Age- and Sex-Specific Analyses of Diet Quality and 4-Year Weight Change in Nonobese Adults Show Stronger Associations in Young Adulthood

Petra C. Vinke*, Gerjan Navis, Daan Kromhout, Eva Corpeleijn

*Corresponding author for this work

Research output: Contribution to journalArticleAcademicpeer-review

2 Citations (Scopus)
80 Downloads (Pure)


Background: Although the general importance of diet quality in the prevention of unintentional weight gain is known, it is unknown whether its influence is age or sex dependent. Objective: The aim of this study was to investigate whether the strength of the association between diet quality and 4-y weight change was modified by age and sex. Methods: From the Dutch population-based Lifelines Cohort, 85,618 nonobese adult participants (age 18-93 y), recruited between 2006 and 2013, were included in the study. At baseline, diet was assessed with a 110-item food-frequency questionnaire. The Lifelines Diet Score, based on international evidence for diet-disease relations at the food group level, was calculated to assess diet quality. For analyses, the score was divided in quintiles (Qs). Body weight was objectively measured at baseline and after a median follow-up of 44 mo (25th-75th percentile: 35-51 mo). In between, body weight was self-reported twice. Linear mixed models were used to investigate the association between diet quality and weight change by sex and in 6 age categories (18-29, 30-39, 40-49, 50-59, 60-69, and ≥70 y). Results: Mean 4-y weight change decreased over age categories. Confounder-adjusted linear mixed models showed that the association between diet quality and weight change was modified by sex (P-interaction = 0.001). In women, the association was also modified by age (P-interaction = 0.001). Poor diet quality was most strongly associated with weight gain in the youngest men [Q1 compared with Q5: +0.33 kg/y (95% CI: 0.10, 0.56)] and women [+0.22 kg/y (95% CI: 0.07, 0.37)]. In contrast, in women aged ≥70 y, poor diet quality was associated with greater weight loss [-0.44 kg/y (95% CI: -0.84, -0.05)]. Conclusions: Poor diet quality was related to higher weight gain, especially in young adults. Oppositely, among women aged ≥70 y, poor diet quality was related to higher weight loss. Therefore, a healthful diet is a promising target for undesirable weight changes in both directions.

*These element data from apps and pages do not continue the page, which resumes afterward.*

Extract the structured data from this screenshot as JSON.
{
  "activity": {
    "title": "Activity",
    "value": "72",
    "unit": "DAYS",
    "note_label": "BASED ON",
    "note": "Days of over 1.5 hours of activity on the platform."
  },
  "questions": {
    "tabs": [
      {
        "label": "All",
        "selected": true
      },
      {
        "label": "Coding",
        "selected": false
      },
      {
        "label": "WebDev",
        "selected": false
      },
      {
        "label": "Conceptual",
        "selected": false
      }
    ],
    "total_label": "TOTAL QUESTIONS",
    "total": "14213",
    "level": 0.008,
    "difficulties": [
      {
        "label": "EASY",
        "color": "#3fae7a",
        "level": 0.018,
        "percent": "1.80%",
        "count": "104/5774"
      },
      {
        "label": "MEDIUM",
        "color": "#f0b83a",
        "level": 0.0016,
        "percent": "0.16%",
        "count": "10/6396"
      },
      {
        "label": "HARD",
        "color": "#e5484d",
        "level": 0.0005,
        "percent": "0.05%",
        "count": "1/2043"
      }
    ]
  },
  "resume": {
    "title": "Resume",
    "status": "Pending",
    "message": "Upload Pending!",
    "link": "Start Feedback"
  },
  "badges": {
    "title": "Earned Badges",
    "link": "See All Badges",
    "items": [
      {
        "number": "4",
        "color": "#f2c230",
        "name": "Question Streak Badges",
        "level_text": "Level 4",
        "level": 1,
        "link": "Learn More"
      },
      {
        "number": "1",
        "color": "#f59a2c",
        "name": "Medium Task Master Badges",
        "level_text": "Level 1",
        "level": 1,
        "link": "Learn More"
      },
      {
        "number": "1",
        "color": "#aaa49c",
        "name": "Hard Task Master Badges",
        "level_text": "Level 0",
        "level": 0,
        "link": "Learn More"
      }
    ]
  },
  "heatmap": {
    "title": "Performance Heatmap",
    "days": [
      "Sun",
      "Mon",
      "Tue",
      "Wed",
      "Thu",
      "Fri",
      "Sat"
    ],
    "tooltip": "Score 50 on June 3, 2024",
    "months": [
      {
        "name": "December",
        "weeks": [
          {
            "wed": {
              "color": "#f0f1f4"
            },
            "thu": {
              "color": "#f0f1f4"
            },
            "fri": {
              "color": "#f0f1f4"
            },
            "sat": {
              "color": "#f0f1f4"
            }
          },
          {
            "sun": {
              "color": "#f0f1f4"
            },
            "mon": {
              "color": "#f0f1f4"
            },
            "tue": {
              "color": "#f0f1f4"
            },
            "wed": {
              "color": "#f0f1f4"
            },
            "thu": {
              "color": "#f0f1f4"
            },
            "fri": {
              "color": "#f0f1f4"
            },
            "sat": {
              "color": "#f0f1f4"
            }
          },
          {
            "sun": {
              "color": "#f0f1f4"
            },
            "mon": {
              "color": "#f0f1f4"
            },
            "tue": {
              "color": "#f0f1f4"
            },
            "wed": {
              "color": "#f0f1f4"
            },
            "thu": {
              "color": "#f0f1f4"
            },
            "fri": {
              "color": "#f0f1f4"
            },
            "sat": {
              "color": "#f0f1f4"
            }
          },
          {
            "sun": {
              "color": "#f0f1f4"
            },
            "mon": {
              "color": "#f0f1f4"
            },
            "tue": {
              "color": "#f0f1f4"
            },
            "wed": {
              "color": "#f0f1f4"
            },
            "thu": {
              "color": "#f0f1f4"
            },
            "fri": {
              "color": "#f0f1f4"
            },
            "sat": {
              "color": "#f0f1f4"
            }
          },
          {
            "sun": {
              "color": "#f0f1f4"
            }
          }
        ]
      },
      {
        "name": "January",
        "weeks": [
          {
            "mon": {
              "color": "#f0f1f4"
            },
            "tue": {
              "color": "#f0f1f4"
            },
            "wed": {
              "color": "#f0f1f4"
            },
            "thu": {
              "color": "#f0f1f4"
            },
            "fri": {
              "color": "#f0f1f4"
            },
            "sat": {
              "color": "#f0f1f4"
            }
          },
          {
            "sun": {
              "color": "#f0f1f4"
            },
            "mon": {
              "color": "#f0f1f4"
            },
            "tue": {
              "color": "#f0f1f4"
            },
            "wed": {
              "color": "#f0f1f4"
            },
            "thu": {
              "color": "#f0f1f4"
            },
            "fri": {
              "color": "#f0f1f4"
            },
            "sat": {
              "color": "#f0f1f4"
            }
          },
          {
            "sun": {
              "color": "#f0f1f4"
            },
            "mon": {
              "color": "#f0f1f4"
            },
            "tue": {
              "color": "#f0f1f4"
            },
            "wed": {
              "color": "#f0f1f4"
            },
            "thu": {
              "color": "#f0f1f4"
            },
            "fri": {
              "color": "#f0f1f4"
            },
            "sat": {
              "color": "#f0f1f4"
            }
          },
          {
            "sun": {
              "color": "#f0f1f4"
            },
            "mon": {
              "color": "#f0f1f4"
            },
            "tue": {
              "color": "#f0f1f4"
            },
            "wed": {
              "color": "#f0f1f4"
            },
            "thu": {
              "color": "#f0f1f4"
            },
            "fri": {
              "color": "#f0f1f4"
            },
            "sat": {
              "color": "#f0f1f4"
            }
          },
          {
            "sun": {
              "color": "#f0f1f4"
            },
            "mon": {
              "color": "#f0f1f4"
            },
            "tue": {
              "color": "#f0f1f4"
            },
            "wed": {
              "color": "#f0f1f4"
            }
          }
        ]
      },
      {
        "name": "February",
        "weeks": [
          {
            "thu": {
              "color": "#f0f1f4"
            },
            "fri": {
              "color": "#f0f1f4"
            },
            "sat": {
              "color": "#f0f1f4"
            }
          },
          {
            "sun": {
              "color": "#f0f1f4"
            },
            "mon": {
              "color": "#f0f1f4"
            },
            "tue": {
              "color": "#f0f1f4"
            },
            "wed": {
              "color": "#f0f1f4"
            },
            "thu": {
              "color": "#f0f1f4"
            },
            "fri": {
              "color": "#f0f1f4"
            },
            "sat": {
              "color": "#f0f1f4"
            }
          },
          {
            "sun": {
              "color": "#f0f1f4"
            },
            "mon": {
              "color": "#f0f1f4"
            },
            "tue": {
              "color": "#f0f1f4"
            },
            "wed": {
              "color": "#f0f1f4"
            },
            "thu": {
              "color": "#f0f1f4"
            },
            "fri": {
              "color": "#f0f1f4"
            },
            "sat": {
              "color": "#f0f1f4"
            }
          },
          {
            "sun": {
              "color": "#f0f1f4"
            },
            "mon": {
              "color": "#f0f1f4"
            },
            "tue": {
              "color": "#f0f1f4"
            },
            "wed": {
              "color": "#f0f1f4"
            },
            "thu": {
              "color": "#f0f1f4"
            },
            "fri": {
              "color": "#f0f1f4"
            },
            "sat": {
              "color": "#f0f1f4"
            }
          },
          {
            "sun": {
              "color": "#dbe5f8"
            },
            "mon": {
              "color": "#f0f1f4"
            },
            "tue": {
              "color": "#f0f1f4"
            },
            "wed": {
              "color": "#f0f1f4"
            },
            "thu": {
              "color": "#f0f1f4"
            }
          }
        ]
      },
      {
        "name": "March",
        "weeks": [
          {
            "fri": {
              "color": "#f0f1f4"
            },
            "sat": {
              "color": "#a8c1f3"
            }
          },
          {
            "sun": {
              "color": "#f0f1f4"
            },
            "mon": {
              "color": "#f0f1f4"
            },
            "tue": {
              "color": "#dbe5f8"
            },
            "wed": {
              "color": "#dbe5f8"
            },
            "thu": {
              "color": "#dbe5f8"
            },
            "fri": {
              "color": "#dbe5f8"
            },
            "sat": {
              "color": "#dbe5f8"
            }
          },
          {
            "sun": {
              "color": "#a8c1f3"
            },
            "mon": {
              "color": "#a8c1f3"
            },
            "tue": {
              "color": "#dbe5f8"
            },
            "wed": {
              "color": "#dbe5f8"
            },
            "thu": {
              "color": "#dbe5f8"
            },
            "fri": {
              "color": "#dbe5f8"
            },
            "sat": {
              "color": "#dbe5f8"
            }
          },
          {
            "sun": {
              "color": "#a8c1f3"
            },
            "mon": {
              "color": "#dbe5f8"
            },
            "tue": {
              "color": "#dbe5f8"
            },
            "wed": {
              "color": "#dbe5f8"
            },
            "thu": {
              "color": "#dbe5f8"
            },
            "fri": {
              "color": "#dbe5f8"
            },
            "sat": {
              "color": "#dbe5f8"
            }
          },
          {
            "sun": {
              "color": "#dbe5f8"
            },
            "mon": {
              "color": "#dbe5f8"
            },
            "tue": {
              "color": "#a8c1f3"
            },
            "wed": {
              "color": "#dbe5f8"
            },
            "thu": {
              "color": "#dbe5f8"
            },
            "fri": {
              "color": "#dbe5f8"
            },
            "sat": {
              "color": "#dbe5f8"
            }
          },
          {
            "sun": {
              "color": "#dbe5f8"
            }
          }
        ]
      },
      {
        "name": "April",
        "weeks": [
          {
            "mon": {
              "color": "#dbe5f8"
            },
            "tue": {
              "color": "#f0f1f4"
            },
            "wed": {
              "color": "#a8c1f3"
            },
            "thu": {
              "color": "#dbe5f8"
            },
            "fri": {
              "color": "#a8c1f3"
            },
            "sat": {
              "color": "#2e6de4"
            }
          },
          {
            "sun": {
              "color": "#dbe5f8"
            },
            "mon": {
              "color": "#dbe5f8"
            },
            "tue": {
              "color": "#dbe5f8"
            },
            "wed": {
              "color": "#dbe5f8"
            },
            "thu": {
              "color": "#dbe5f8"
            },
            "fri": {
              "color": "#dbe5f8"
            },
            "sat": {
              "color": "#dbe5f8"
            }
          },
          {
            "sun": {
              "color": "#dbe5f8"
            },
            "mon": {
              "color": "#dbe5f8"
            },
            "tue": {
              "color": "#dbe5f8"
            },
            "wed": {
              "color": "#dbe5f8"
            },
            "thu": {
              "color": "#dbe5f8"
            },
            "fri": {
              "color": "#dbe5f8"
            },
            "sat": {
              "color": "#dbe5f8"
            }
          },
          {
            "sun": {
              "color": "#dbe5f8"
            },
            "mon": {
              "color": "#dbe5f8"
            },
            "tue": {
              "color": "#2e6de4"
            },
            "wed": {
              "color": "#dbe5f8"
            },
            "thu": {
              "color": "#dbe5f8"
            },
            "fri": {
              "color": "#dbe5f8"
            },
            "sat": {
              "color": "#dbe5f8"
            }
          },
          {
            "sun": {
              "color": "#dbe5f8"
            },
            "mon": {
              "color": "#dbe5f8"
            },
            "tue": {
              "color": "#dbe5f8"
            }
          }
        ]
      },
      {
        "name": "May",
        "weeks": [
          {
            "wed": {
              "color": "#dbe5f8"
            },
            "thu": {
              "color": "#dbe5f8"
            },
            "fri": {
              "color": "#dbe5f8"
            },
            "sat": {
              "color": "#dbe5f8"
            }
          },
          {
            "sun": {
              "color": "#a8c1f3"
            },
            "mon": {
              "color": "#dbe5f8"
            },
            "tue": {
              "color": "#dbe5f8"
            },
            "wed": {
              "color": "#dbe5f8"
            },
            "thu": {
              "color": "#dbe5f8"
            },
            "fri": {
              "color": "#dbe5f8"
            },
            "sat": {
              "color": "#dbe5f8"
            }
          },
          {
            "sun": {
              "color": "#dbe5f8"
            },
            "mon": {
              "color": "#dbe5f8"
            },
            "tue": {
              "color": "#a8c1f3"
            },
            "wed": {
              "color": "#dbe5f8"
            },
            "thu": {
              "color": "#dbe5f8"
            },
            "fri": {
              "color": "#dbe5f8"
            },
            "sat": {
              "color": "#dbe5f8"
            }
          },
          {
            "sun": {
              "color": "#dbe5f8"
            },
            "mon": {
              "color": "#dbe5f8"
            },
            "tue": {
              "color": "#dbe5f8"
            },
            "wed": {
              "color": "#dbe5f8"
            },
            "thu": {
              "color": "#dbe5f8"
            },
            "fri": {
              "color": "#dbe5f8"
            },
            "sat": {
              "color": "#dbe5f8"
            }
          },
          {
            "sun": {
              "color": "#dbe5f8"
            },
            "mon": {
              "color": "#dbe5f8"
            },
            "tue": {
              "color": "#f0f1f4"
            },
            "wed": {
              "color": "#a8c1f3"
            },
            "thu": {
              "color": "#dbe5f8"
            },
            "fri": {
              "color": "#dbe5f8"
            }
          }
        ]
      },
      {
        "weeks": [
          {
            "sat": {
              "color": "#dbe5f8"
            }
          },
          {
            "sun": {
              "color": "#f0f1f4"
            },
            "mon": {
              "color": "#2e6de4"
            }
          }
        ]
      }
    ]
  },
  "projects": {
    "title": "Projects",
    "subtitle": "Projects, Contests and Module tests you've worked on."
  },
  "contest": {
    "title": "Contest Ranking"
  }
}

Original languageEnglish
Pages (from-to)560-567
Number of pages8
JournalJournal of Nutrition
Issue number3
Early online date5-Nov-2019
Publication statusPublished - Mar-2020


  • diet quality
  • nutrition
  • weight change
  • weight gain
  • overweight
  • obesity
  • age
  • sex
  • life course
  • nonobese adults
  • GAIN
  • RISK

Cite this